“It doesn’t come alive unless all three of us are there,” said the Head to Laqui’s Hind, a.k.a. Christopher Mai of San Francisco, who is also the chief puppeteer in the traveling company. “We have great team chemistry,” said the Heart, Derek Stratton of Norwich, N.Y. “Each night there’s a journey we’re going to go on, both as individuals and as one character.” 

It takes at least two weeks of intensive training before the technical aspects of operating the puppet become second nature. Each role requires such different skills that there is no crossover: Once a Heart, always a Heart. During six weeks or more of rehearsal, performers’ instincts take over, and they are ready to convince an audience that they are a horse. 
Photo © Brinkhoff/Mögenburg
“We have to believe with our full bodies, with our full souls, with our full heart that we are this character,” said Laqui. “It’s exhausting. . . . After every show, I have to take a 15-minute decompression moment to be like, ‘I am not a horse. I can speak English now.’” 

Oh, yes — the language. Joey the horse narrates the novel by Michael Morpurgo from which this play is adapted. But in the play, Joey speaks only horse. 

“Each team is responsible for their horse noises,” said Mai. “Each team is quite different, and almost every single time, each horse noise is quite different.” 

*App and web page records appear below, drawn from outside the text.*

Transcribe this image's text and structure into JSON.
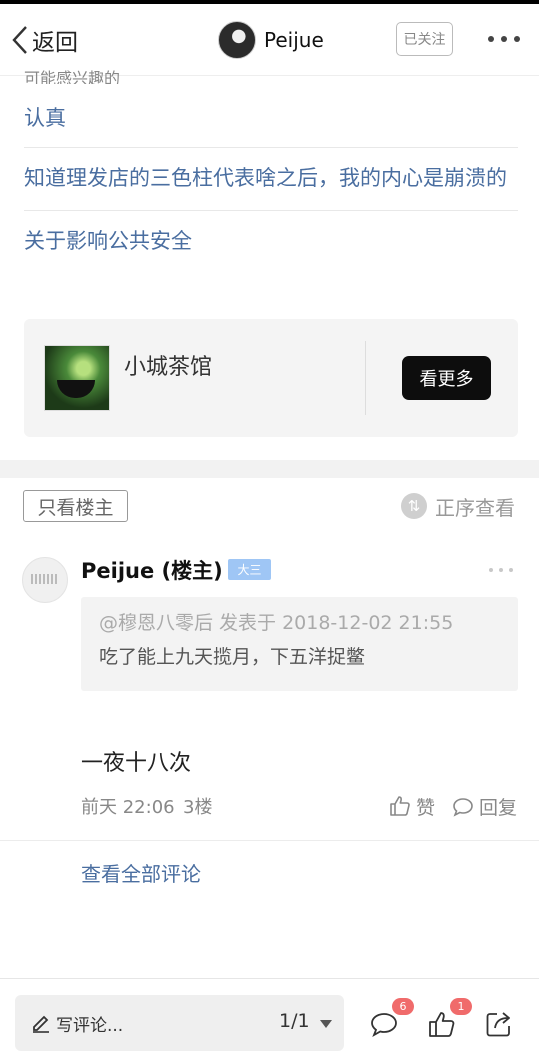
{
  "header": {
    "back_label": "返回",
    "username": "Peijue",
    "follow_label": "已关注"
  },
  "recommendations": {
    "section_label": "可能感兴趣的",
    "items": [
      {
        "title": "认真"
      },
      {
        "title": "知道理发店的三色柱代表啥之后，我的内心是崩溃的"
      },
      {
        "title": "关于影响公共安全"
      }
    ]
  },
  "forum_card": {
    "name": "小城茶馆",
    "button_label": "看更多"
  },
  "filters": {
    "owner_only_label": "只看楼主",
    "sort_label": "正序查看"
  },
  "reply": {
    "author": "Peijue (楼主)",
    "level": "大三",
    "quote_meta": "@穆恩八零后 发表于 2018-12-02 21:55",
    "quote_text": "吃了能上九天揽月，下五洋捉鳖",
    "body": "一夜十八次",
    "time": "前天 22:06",
    "floor": "3楼",
    "like_label": "赞",
    "reply_label": "回复"
  },
  "view_all_label": "查看全部评论",
  "bottom_bar": {
    "comment_placeholder": "写评论...",
    "page_indicator": "1/1",
    "comment_count": "6",
    "like_count": "1"
  },
  "colors": {
    "link": "#4a6ea0",
    "level_badge": "#9fc6f5",
    "notification_badge": "#f06b6b",
    "button_dark": "#0d0d0d"
  },
  "icons": [
    "back-chevron-icon",
    "more-icon",
    "sort-icon",
    "thumbs-up-icon",
    "comment-icon",
    "pencil-icon",
    "dropdown-icon",
    "share-icon"
  ]
}
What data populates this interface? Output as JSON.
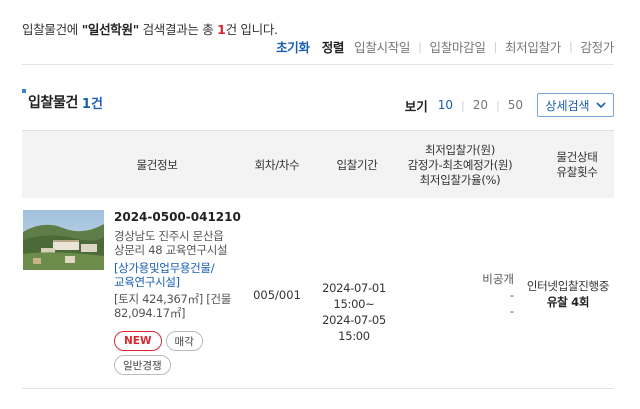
{
  "summary": {
    "prefix": "입찰물건에 ",
    "keyword": "\"일선학원\"",
    "middle": " 검색결과는 총 ",
    "count": "1",
    "suffix": "건 입니다."
  },
  "sort": {
    "reset_label": "초기화",
    "title": "정렬",
    "options": [
      "입찰시작일",
      "입찰마감일",
      "최저입찰가",
      "감정가"
    ]
  },
  "section": {
    "title": "입찰물건",
    "count_label": "1건"
  },
  "view": {
    "label": "보기",
    "options": [
      "10",
      "20",
      "50"
    ],
    "selected": "10",
    "advanced_search_label": "상세검색"
  },
  "table": {
    "headers": {
      "info": "물건정보",
      "round": "회차/차수",
      "period": "입찰기간",
      "price_line1": "최저입찰가(원)",
      "price_line2": "감정가-최초예정가(원)",
      "price_line3": "최저입찰가율(%)",
      "status_line1": "물건상태",
      "status_line2": "유찰횟수"
    },
    "rows": [
      {
        "case_no": "2024-0500-041210",
        "address_line1": "경상남도 진주시 문산읍",
        "address_line2": "상문리 48 교육연구시설",
        "usage_line1": "[상가용및업무용건물/",
        "usage_line2": "교육연구시설]",
        "area_line1": "[토지 424,367㎡] [건물",
        "area_line2": "82,094.17㎡]",
        "badges": [
          "NEW",
          "매각",
          "일반경쟁"
        ],
        "round": "005/001",
        "period_start": "2024-07-01 15:00~",
        "period_end": "2024-07-05 15:00",
        "min_price": "비공개",
        "appraisal": "-",
        "rate": "-",
        "status": "인터넷입찰진행중",
        "fail_count": "유찰 4회"
      }
    ]
  },
  "colors": {
    "accent_blue": "#1a5fb4",
    "new_red": "#d9282f",
    "header_bg": "#f3f3f3"
  }
}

It takes three to whinny, for instance, because horses can hold far more air in their lungs than humans. So the Head might start the whinny, the Heart might enter and pick up the middle and the Hind might jump in and finish it. This is an effective yet imperfect system. 

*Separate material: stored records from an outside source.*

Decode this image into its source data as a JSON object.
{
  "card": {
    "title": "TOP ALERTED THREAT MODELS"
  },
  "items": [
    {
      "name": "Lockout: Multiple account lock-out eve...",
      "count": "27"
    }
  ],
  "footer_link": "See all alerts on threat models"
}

“There are definitely times where I’ll make a noise and I’ll be like, ‘That was like a chicken meets a turkey — I don’t know what I just made,’” said Laqui. “But what’s sort of cool is this openness and freedom that we’re granted, we’re allowed to fail and it’s okay.” Actors relish that license to be spontaneous, not only in sound but in movement. They are instructed not to behave, because animals often don’t. 

They need to hit certain choreographed cues for safety, but there is room for improvisation. For instance, if Joey nuzzles a soldier near him on Friday, he might nip him Saturday and shy away from him Sunday. 

“We respond differently because the actors deliver their lines differently,” said Laqui. “They have different intents or intensity behind a line and we have to respond in kind.” 

The three agreed that the toughest scenes are the ones in which Joey stands still. It is then that they are unscripted and must use their own imaginations to keep the horse alive, flicking its tail, watching a bird — just being a horse. Most of all, Joey must keep breathing, his chest rising rhythmically up and down on the power of Stratton’s quadriceps. Otherwise, they say, the spell is broken, and Joey is
reduced to three guys and a puppet. 

-Bonnie Berkowitz,Washington Post

See War Horse at the Fox Cities P.A.C. June 25-30. Enter on Favorite Pet Photo Contest on Facebook for a chance to win 4 tickets to opening night!